— Douglas Hebert is a retired special agent in charge with the Phoenix bureau of the U.S. Drug Enforcement Administration and a senior investigator with the Arizona Department of Economic Security. Hebert wrote this commentary as a private citizen.

Scottsdale researcher sues U.S. government over quality of marijuana for studies

Sue Sisley
Sue Sisley

A federally-licensed marijuana researcher is suing the government agency that grants her a license to conduct research.

Dr. Sue Sisley has asked the District of Columbia Circuit of the United States Court of Appeals to compel the U.S. Drug Enforcement Agency to allow researchers to use cannabis from sources other than the feds, thereby ending the government’s monopoly on manufacturing the plant for studies.

“Simply put, this cannabis is sub-par,” Sisley’s attorney, Shane Pennington, wrote in the complaint filed in court.

Sisley a few months ago completed her research on the effects of marijuana for veterans with Post Traumatic Stress Disorder, but the results have yet to be published.
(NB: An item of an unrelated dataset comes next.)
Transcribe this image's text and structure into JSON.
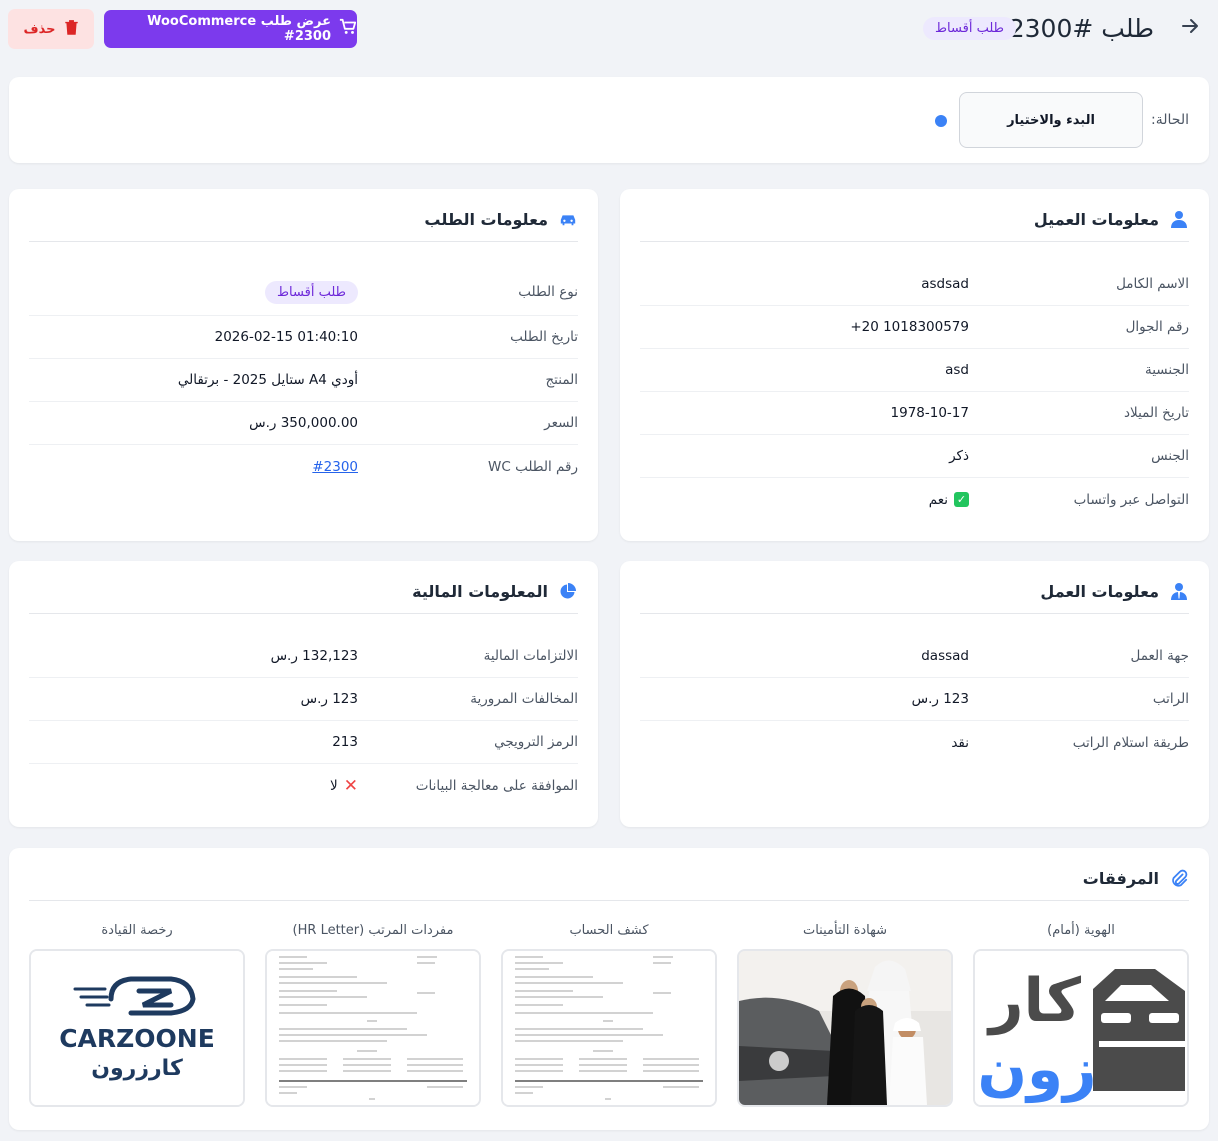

The DEA had approved that study – the first time the agency has done so for this kind of research.

She said her suit, which she filed in June, is finally getting some traction.

“Groups are offering to submit amicus briefs … we are in good shape to succeed here,” she said, adding that her lawyers even took the case pro bono.

Under the Controlled Substances Act, anyone seeking to manufacture and distribute marijuana must apply to the DEA, but Sisley said for almost 50 years, the only legal source of cannabis for research comes from the University of Mississippi, which she has openly complained about before. Sisley said she just wants the DEA to follow through on its pledge to end the cannabis monopoly at Ole Miss.

“When they announced that [pledge], they were announcing other growers they invited applications in to become a DEA Schedule 1 bulk manufacturer,” she said.

Sisley said she applied to be one about three years ago, but her application has just been sitting there, even though the DEA accepted her application fee.

“My attorneys think it’s unlawful and maybe even unconstitutional,” Sisley said.

She noted that Congress amended the Controlled Substances Act to require the U.S. Attorney General to publish a notice of application no later than 90 days upon receiving an application to manufacture a Schedule I drug, and argued that the DEA is violating the law. But she doesn’t even blame the DEA, speculating that it goes much higher than them.

“We are also suing the Attorney General, not just the DEA because my gut tells me that the DEA is not responsible for impeding this,” she said.

Sisley also said that her research company, Scottsdale Research Institute, has a “great relationship with the DEA.”

“The local office here has been wonderful to work with. They’re very supportive of our work and I’ve never gotten the impression they were ever trying to block anything,” Sisley said.

It’s the national office that has to deal with federal politics, she said.

Sisley said she is not even asking the DEA to accept her application, just to process it, which she believes would open up processing for the other 30 or so applications also sitting there.

She argued that the cannabis Mississippi uses is “suboptimal.”

“Scientists need access to options and we are handcuffed by a government-enforced monopoly that has only allowed me to study this really suboptimal study drug from Mississippi,” she said, claiming the drug provided for studies is moldy, and contains sticks and seeds.

“They are providing this standardized green powder that is just cannabis ground up,” she said, adding that it also is not being tested like it should.

She says by grinding it up into this powder substance is an “overzealous effort to standardize the study drug batches for clinical trials” and the most optimal substance would just be the marijuana flower.

But right now, Sisley says the efficacy research has been systematically impeded by the government ever since the monopoly was put in place and that it’s the final barrier to cannabis research.

“If we don’t end this monopoly and license other growers, we will continue to see cannabis research sabotaged by this low quality study drug, and we will never be able to do real world studies,” Sisley said.